• _Problem to solve_
Whenever a line in the listing contains "loading", copy that line.

=-=-=-=-=

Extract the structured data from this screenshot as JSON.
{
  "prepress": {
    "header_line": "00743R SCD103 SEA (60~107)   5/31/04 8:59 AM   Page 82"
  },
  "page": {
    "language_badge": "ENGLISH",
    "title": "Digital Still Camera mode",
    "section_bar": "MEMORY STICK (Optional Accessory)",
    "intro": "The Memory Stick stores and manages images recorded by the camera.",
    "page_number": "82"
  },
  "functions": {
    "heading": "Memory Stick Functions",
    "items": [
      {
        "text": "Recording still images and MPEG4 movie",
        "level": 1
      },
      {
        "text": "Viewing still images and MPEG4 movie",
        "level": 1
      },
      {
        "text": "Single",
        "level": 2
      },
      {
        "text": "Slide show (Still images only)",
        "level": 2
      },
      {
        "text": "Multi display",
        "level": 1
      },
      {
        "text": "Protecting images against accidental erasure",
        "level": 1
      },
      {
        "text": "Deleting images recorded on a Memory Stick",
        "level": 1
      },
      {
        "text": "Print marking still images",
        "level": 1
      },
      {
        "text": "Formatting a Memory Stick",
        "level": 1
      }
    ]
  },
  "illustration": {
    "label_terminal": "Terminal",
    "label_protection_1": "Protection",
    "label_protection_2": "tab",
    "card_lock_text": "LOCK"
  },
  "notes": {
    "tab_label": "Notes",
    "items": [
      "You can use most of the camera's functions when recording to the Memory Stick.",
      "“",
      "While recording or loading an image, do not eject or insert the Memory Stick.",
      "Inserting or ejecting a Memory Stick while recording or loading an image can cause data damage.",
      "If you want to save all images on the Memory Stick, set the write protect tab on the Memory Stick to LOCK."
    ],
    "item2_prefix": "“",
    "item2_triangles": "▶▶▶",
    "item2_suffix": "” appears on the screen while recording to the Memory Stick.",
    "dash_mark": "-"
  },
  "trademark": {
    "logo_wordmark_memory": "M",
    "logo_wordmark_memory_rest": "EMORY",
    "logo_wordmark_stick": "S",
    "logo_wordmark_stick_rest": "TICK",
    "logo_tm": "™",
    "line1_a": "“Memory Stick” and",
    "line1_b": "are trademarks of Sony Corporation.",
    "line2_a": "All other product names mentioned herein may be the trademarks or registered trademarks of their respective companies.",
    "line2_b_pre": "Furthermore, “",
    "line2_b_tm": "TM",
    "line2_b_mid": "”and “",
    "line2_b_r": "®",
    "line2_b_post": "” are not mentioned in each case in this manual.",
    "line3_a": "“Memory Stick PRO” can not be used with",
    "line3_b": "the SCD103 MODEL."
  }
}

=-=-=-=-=

• _Your response_
      "While recording or loading an image, do not eject or insert the Memory Stick.",
      "Inserting or ejecting a Memory Stick while recording or loading an image can cause data damage.",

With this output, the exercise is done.